[Opening Recorded information section]
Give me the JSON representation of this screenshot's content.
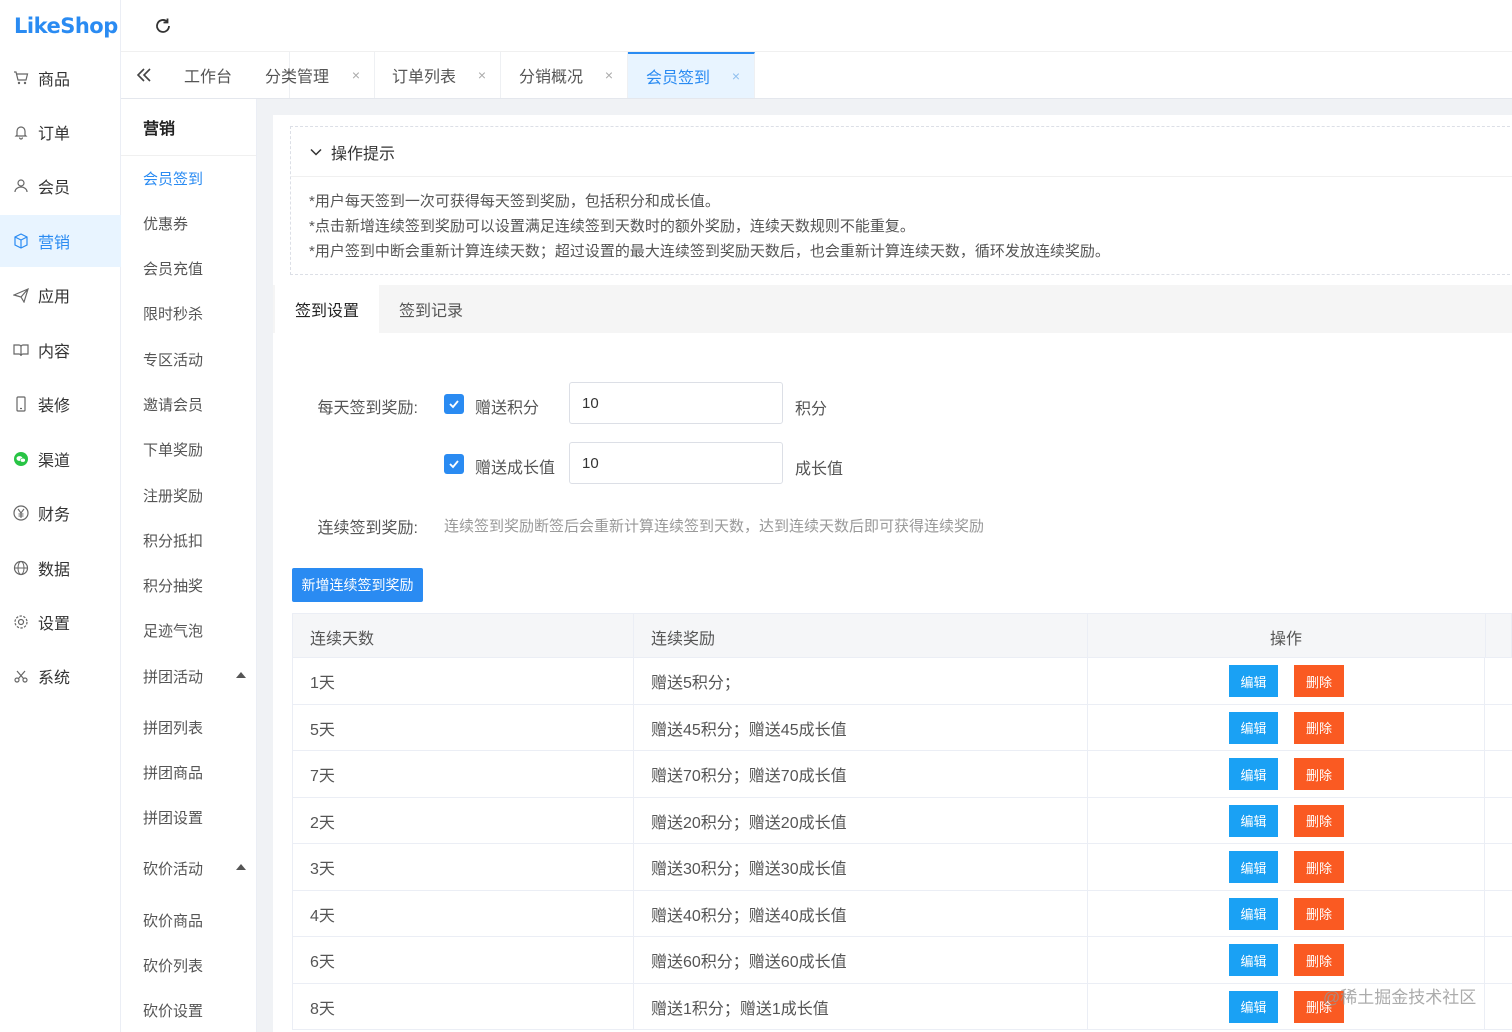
{
  "app": {
    "logo": "LikeShop",
    "refresh_icon": "refresh-icon",
    "accent": "#2a8bf2"
  },
  "sidebar": {
    "items": [
      {
        "label": "商品",
        "icon": "cart-icon"
      },
      {
        "label": "订单",
        "icon": "bell-icon"
      },
      {
        "label": "会员",
        "icon": "user-icon"
      },
      {
        "label": "营销",
        "icon": "box-icon"
      },
      {
        "label": "应用",
        "icon": "send-icon"
      },
      {
        "label": "内容",
        "icon": "book-icon"
      },
      {
        "label": "装修",
        "icon": "phone-icon"
      },
      {
        "label": "渠道",
        "icon": "wechat-icon"
      },
      {
        "label": "财务",
        "icon": "yen-icon"
      },
      {
        "label": "数据",
        "icon": "globe-icon"
      },
      {
        "label": "设置",
        "icon": "gear-icon"
      },
      {
        "label": "系统",
        "icon": "scissors-icon"
      }
    ],
    "active": "营销"
  },
  "tabs": [
    {
      "label": "工作台"
    },
    {
      "label": "分类管理",
      "close": "×"
    },
    {
      "label": "订单列表",
      "close": "×"
    },
    {
      "label": "分销概况",
      "close": "×"
    },
    {
      "label": "会员签到",
      "close": "×"
    }
  ],
  "submenu": {
    "title": "营销",
    "items": [
      "会员签到",
      "优惠券",
      "会员充值",
      "限时秒杀",
      "专区活动",
      "邀请会员",
      "下单奖励",
      "注册奖励",
      "积分抵扣",
      "积分抽奖",
      "足迹气泡",
      "拼团活动",
      "拼团列表",
      "拼团商品",
      "拼团设置",
      "砍价活动",
      "砍价商品",
      "砍价列表",
      "砍价设置"
    ]
  },
  "tips": {
    "title": "操作提示",
    "lines": [
      "*用户每天签到一次可获得每天签到奖励，包括积分和成长值。",
      "*点击新增连续签到奖励可以设置满足连续签到天数时的额外奖励，连续天数规则不能重复。",
      "*用户签到中断会重新计算连续天数；超过设置的最大连续签到奖励天数后，也会重新计算连续天数，循环发放连续奖励。"
    ]
  },
  "form_tabs": [
    "签到设置",
    "签到记录"
  ],
  "form": {
    "daily_label": "每天签到奖励:",
    "points_label": "赠送积分",
    "points_value": "10",
    "points_unit": "积分",
    "growth_label": "赠送成长值",
    "growth_value": "10",
    "growth_unit": "成长值",
    "continuous_label": "连续签到奖励:",
    "continuous_hint": "连续签到奖励断签后会重新计算连续签到天数，达到连续天数后即可获得连续奖励",
    "add_button": "新增连续签到奖励"
  },
  "table": {
    "headers": [
      "连续天数",
      "连续奖励",
      "操作"
    ],
    "edit_label": "编辑",
    "delete_label": "删除",
    "rows": [
      {
        "days": "1天",
        "reward": "赠送5积分；"
      },
      {
        "days": "5天",
        "reward": "赠送45积分；赠送45成长值"
      },
      {
        "days": "7天",
        "reward": "赠送70积分；赠送70成长值"
      },
      {
        "days": "2天",
        "reward": "赠送20积分；赠送20成长值"
      },
      {
        "days": "3天",
        "reward": "赠送30积分；赠送30成长值"
      },
      {
        "days": "4天",
        "reward": "赠送40积分；赠送40成长值"
      },
      {
        "days": "6天",
        "reward": "赠送60积分；赠送60成长值"
      },
      {
        "days": "8天",
        "reward": "赠送1积分；赠送1成长值"
      }
    ]
  },
  "watermark": "@稀土掘金技术社区"
}
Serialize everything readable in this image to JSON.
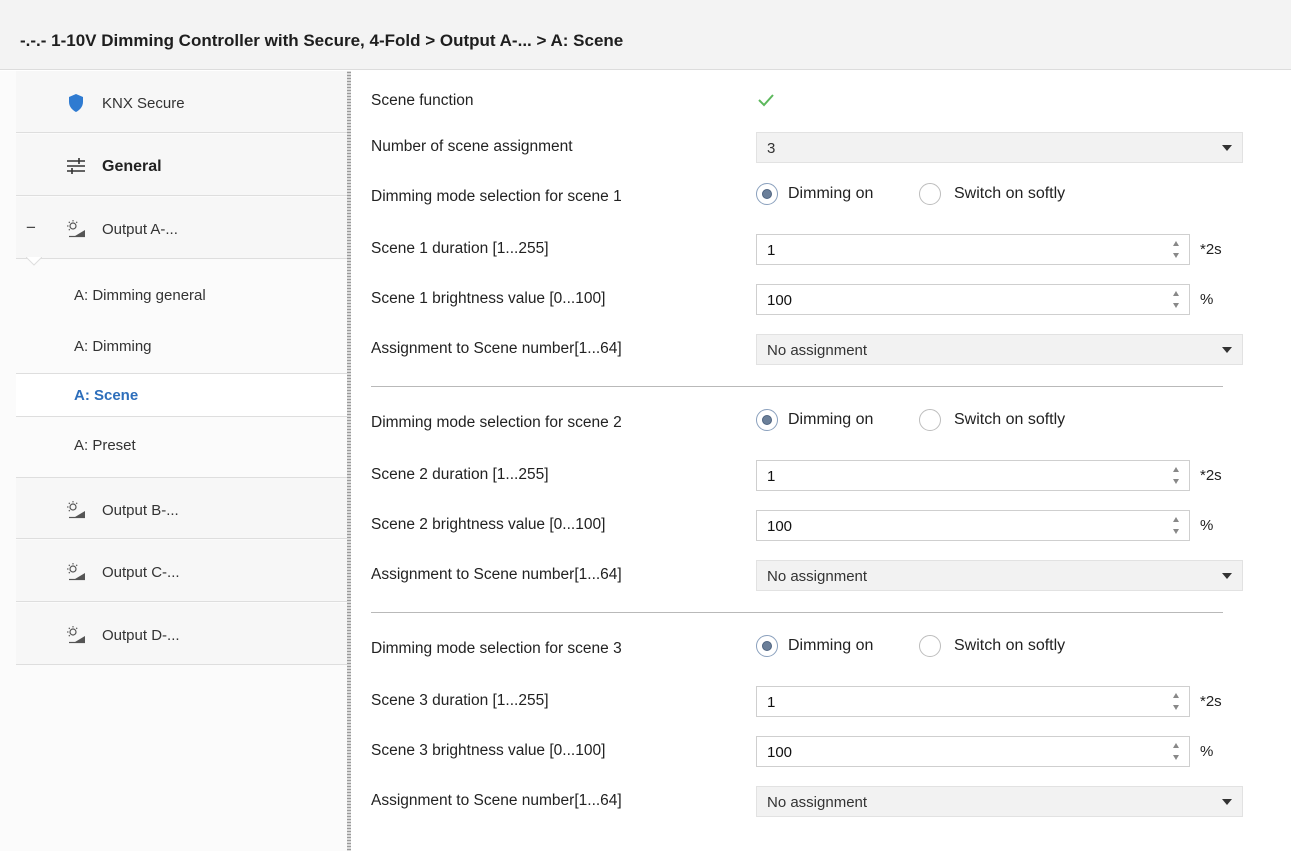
{
  "breadcrumb": "-.-.- 1-10V Dimming Controller with Secure, 4-Fold > Output A-... > A: Scene",
  "sidebar": {
    "groups": [
      {
        "label": "KNX Secure",
        "icon": "shield-icon"
      },
      {
        "label": "General",
        "icon": "sliders-icon"
      },
      {
        "label": "Output A-...",
        "icon": "lamp-icon",
        "expanded": true,
        "collapse_symbol": "−"
      },
      {
        "label": "Output B-...",
        "icon": "lamp-icon"
      },
      {
        "label": "Output C-...",
        "icon": "lamp-icon"
      },
      {
        "label": "Output D-...",
        "icon": "lamp-icon"
      }
    ],
    "subitems": [
      {
        "label": "A: Dimming general"
      },
      {
        "label": "A: Dimming"
      },
      {
        "label": "A: Scene",
        "active": true
      },
      {
        "label": "A: Preset"
      }
    ]
  },
  "params": {
    "scene_function": {
      "label": "Scene function",
      "checked": true
    },
    "num_assignment": {
      "label": "Number of scene assignment",
      "value": "3"
    },
    "scenes": [
      {
        "mode_label": "Dimming mode selection for scene 1",
        "opt_on": "Dimming on",
        "opt_soft": "Switch on softly",
        "selected": "Dimming on",
        "duration_label": "Scene 1 duration [1...255]",
        "duration": "1",
        "duration_unit": "*2s",
        "brightness_label": "Scene 1 brightness value [0...100]",
        "brightness": "100",
        "brightness_unit": "%",
        "assign_label": "Assignment to Scene number[1...64]",
        "assign": "No assignment"
      },
      {
        "mode_label": "Dimming mode selection for scene 2",
        "opt_on": "Dimming on",
        "opt_soft": "Switch on softly",
        "selected": "Dimming on",
        "duration_label": "Scene 2 duration [1...255]",
        "duration": "1",
        "duration_unit": "*2s",
        "brightness_label": "Scene 2 brightness value [0...100]",
        "brightness": "100",
        "brightness_unit": "%",
        "assign_label": "Assignment to Scene number[1...64]",
        "assign": "No assignment"
      },
      {
        "mode_label": "Dimming mode selection for scene 3",
        "opt_on": "Dimming on",
        "opt_soft": "Switch on softly",
        "selected": "Dimming on",
        "duration_label": "Scene 3 duration [1...255]",
        "duration": "1",
        "duration_unit": "*2s",
        "brightness_label": "Scene 3 brightness value [0...100]",
        "brightness": "100",
        "brightness_unit": "%",
        "assign_label": "Assignment to Scene number[1...64]",
        "assign": "No assignment"
      }
    ]
  },
  "colors": {
    "accent": "#2d6ebb",
    "check": "#5cb85c",
    "shield": "#2f7bd1"
  }
}
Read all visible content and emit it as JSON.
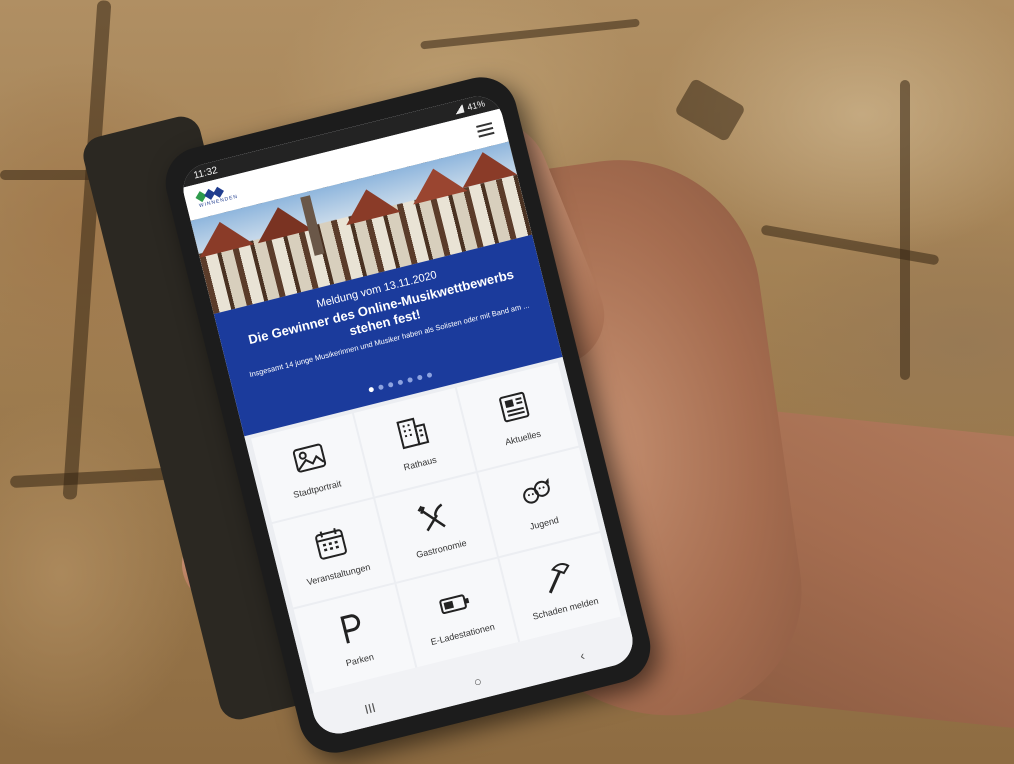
{
  "status_bar": {
    "time": "11:32",
    "battery": "41%"
  },
  "app": {
    "logo_text": "WINNENDEN"
  },
  "hero": {
    "date": "Meldung vom 13.11.2020",
    "title": "Die Gewinner des Online-Musikwettbewerbs stehen fest!",
    "teaser": "Insgesamt 14 junge Musikerinnen und Musiker haben als Solisten oder mit Band am ...",
    "slide_count": 7,
    "active_slide": 1
  },
  "tiles": [
    {
      "label": "Stadtportrait",
      "icon": "image-icon"
    },
    {
      "label": "Rathaus",
      "icon": "building-icon"
    },
    {
      "label": "Aktuelles",
      "icon": "newspaper-icon"
    },
    {
      "label": "Veranstaltungen",
      "icon": "calendar-icon"
    },
    {
      "label": "Gastronomie",
      "icon": "cutlery-icon"
    },
    {
      "label": "Jugend",
      "icon": "kids-icon"
    },
    {
      "label": "Parken",
      "icon": "parking-icon"
    },
    {
      "label": "E-Ladestationen",
      "icon": "battery-icon"
    },
    {
      "label": "Schaden melden",
      "icon": "hammer-icon"
    }
  ],
  "navbar": {
    "recents": "III",
    "home": "○",
    "back": "‹"
  },
  "colors": {
    "brand_blue": "#1b3b9c",
    "logo_green": "#2e9b4c"
  }
}
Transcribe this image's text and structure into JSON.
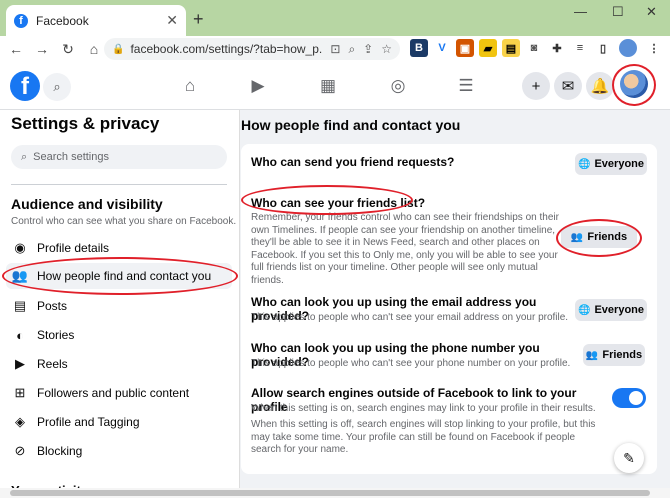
{
  "browser": {
    "tab_title": "Facebook",
    "tab_favicon": "f",
    "tab_close": "✕",
    "new_tab": "+",
    "window_controls": [
      "—",
      "☐",
      "✕"
    ],
    "nav_icons": [
      "back-icon",
      "forward-icon",
      "reload-icon",
      "home-icon"
    ],
    "url": "facebook.com/settings/?tab=how_p..."
  },
  "fb_header": {
    "logo": "f",
    "nav_icons": [
      "home-icon",
      "watch-icon",
      "marketplace-icon",
      "groups-icon",
      "menu-icon"
    ],
    "right_buttons": [
      "create-icon",
      "messenger-icon",
      "notifications-icon"
    ]
  },
  "sidebar": {
    "title": "Settings & privacy",
    "search_placeholder": "Search settings",
    "section_title": "Audience and visibility",
    "section_subtitle": "Control who can see what you share on Facebook.",
    "items": [
      {
        "label": "Profile details",
        "icon": "profile-icon",
        "active": false
      },
      {
        "label": "How people find and contact you",
        "icon": "people-icon",
        "active": true
      },
      {
        "label": "Posts",
        "icon": "posts-icon",
        "active": false
      },
      {
        "label": "Stories",
        "icon": "stories-icon",
        "active": false
      },
      {
        "label": "Reels",
        "icon": "reels-icon",
        "active": false
      },
      {
        "label": "Followers and public content",
        "icon": "followers-icon",
        "active": false
      },
      {
        "label": "Profile and Tagging",
        "icon": "tag-icon",
        "active": false
      },
      {
        "label": "Blocking",
        "icon": "block-icon",
        "active": false
      }
    ],
    "bottom_label": "Your activity"
  },
  "main": {
    "title": "How people find and contact you",
    "rows": [
      {
        "question": "Who can send you friend requests?",
        "description": "",
        "button": "Everyone",
        "button_icon": "globe-icon"
      },
      {
        "question": "Who can see your friends list?",
        "description": "Remember, your friends control who can see their friendships on their own Timelines. If people can see your friendship on another timeline, they'll be able to see it in News Feed, search and other places on Facebook. If you set this to Only me, only you will be able to see your full friends list on your timeline. Other people will see only mutual friends.",
        "button": "Friends",
        "button_icon": "friends-icon"
      },
      {
        "question": "Who can look you up using the email address you provided?",
        "description": "This applies to people who can't see your email address on your profile.",
        "button": "Everyone",
        "button_icon": "globe-icon"
      },
      {
        "question": "Who can look you up using the phone number you provided?",
        "description": "This applies to people who can't see your phone number on your profile.",
        "button": "Friends",
        "button_icon": "friends-icon"
      },
      {
        "question": "Allow search engines outside of Facebook to link to your profile",
        "description": "When this setting is on, search engines may link to your profile in their results.",
        "description2": "When this setting is off, search engines will stop linking to your profile, but this may take some time. Your profile can still be found on Facebook if people search for your name.",
        "toggle": true
      }
    ]
  },
  "colors": {
    "brand_blue": "#1877f2",
    "annotation_red": "#e0202a",
    "tab_strip_green": "#b7d6a3"
  }
}
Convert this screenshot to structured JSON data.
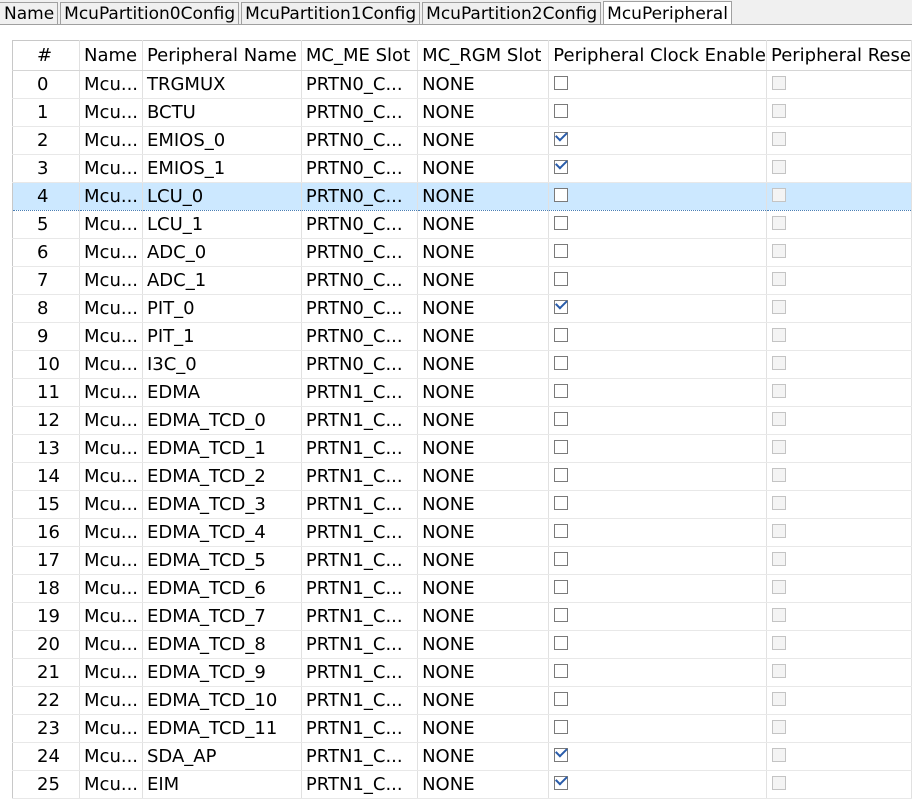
{
  "tabs": [
    {
      "label": "Name",
      "active": false
    },
    {
      "label": "McuPartition0Config",
      "active": false
    },
    {
      "label": "McuPartition1Config",
      "active": false
    },
    {
      "label": "McuPartition2Config",
      "active": false
    },
    {
      "label": "McuPeripheral",
      "active": true
    }
  ],
  "table": {
    "columns": [
      "#",
      "Name",
      "Peripheral Name",
      "MC_ME Slot",
      "MC_RGM Slot",
      "Peripheral Clock Enable",
      "Peripheral Rese"
    ],
    "selected_row": 4,
    "colors": {
      "selected": "#cce8ff",
      "check": "#2a5caa"
    },
    "rows": [
      {
        "idx": "0",
        "name": "Mcu...",
        "periph": "TRGMUX",
        "me": "PRTN0_C...",
        "rgm": "NONE",
        "clk": false
      },
      {
        "idx": "1",
        "name": "Mcu...",
        "periph": "BCTU",
        "me": "PRTN0_C...",
        "rgm": "NONE",
        "clk": false
      },
      {
        "idx": "2",
        "name": "Mcu...",
        "periph": "EMIOS_0",
        "me": "PRTN0_C...",
        "rgm": "NONE",
        "clk": true
      },
      {
        "idx": "3",
        "name": "Mcu...",
        "periph": "EMIOS_1",
        "me": "PRTN0_C...",
        "rgm": "NONE",
        "clk": true
      },
      {
        "idx": "4",
        "name": "Mcu...",
        "periph": "LCU_0",
        "me": "PRTN0_C...",
        "rgm": "NONE",
        "clk": false
      },
      {
        "idx": "5",
        "name": "Mcu...",
        "periph": "LCU_1",
        "me": "PRTN0_C...",
        "rgm": "NONE",
        "clk": false
      },
      {
        "idx": "6",
        "name": "Mcu...",
        "periph": "ADC_0",
        "me": "PRTN0_C...",
        "rgm": "NONE",
        "clk": false
      },
      {
        "idx": "7",
        "name": "Mcu...",
        "periph": "ADC_1",
        "me": "PRTN0_C...",
        "rgm": "NONE",
        "clk": false
      },
      {
        "idx": "8",
        "name": "Mcu...",
        "periph": "PIT_0",
        "me": "PRTN0_C...",
        "rgm": "NONE",
        "clk": true
      },
      {
        "idx": "9",
        "name": "Mcu...",
        "periph": "PIT_1",
        "me": "PRTN0_C...",
        "rgm": "NONE",
        "clk": false
      },
      {
        "idx": "10",
        "name": "Mcu...",
        "periph": "I3C_0",
        "me": "PRTN0_C...",
        "rgm": "NONE",
        "clk": false
      },
      {
        "idx": "11",
        "name": "Mcu...",
        "periph": "EDMA",
        "me": "PRTN1_C...",
        "rgm": "NONE",
        "clk": false
      },
      {
        "idx": "12",
        "name": "Mcu...",
        "periph": "EDMA_TCD_0",
        "me": "PRTN1_C...",
        "rgm": "NONE",
        "clk": false
      },
      {
        "idx": "13",
        "name": "Mcu...",
        "periph": "EDMA_TCD_1",
        "me": "PRTN1_C...",
        "rgm": "NONE",
        "clk": false
      },
      {
        "idx": "14",
        "name": "Mcu...",
        "periph": "EDMA_TCD_2",
        "me": "PRTN1_C...",
        "rgm": "NONE",
        "clk": false
      },
      {
        "idx": "15",
        "name": "Mcu...",
        "periph": "EDMA_TCD_3",
        "me": "PRTN1_C...",
        "rgm": "NONE",
        "clk": false
      },
      {
        "idx": "16",
        "name": "Mcu...",
        "periph": "EDMA_TCD_4",
        "me": "PRTN1_C...",
        "rgm": "NONE",
        "clk": false
      },
      {
        "idx": "17",
        "name": "Mcu...",
        "periph": "EDMA_TCD_5",
        "me": "PRTN1_C...",
        "rgm": "NONE",
        "clk": false
      },
      {
        "idx": "18",
        "name": "Mcu...",
        "periph": "EDMA_TCD_6",
        "me": "PRTN1_C...",
        "rgm": "NONE",
        "clk": false
      },
      {
        "idx": "19",
        "name": "Mcu...",
        "periph": "EDMA_TCD_7",
        "me": "PRTN1_C...",
        "rgm": "NONE",
        "clk": false
      },
      {
        "idx": "20",
        "name": "Mcu...",
        "periph": "EDMA_TCD_8",
        "me": "PRTN1_C...",
        "rgm": "NONE",
        "clk": false
      },
      {
        "idx": "21",
        "name": "Mcu...",
        "periph": "EDMA_TCD_9",
        "me": "PRTN1_C...",
        "rgm": "NONE",
        "clk": false
      },
      {
        "idx": "22",
        "name": "Mcu...",
        "periph": "EDMA_TCD_10",
        "me": "PRTN1_C...",
        "rgm": "NONE",
        "clk": false
      },
      {
        "idx": "23",
        "name": "Mcu...",
        "periph": "EDMA_TCD_11",
        "me": "PRTN1_C...",
        "rgm": "NONE",
        "clk": false
      },
      {
        "idx": "24",
        "name": "Mcu...",
        "periph": "SDA_AP",
        "me": "PRTN1_C...",
        "rgm": "NONE",
        "clk": true
      },
      {
        "idx": "25",
        "name": "Mcu...",
        "periph": "EIM",
        "me": "PRTN1_C...",
        "rgm": "NONE",
        "clk": true
      }
    ]
  }
}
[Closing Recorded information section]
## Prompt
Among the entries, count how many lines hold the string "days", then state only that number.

## Output for this exercise
8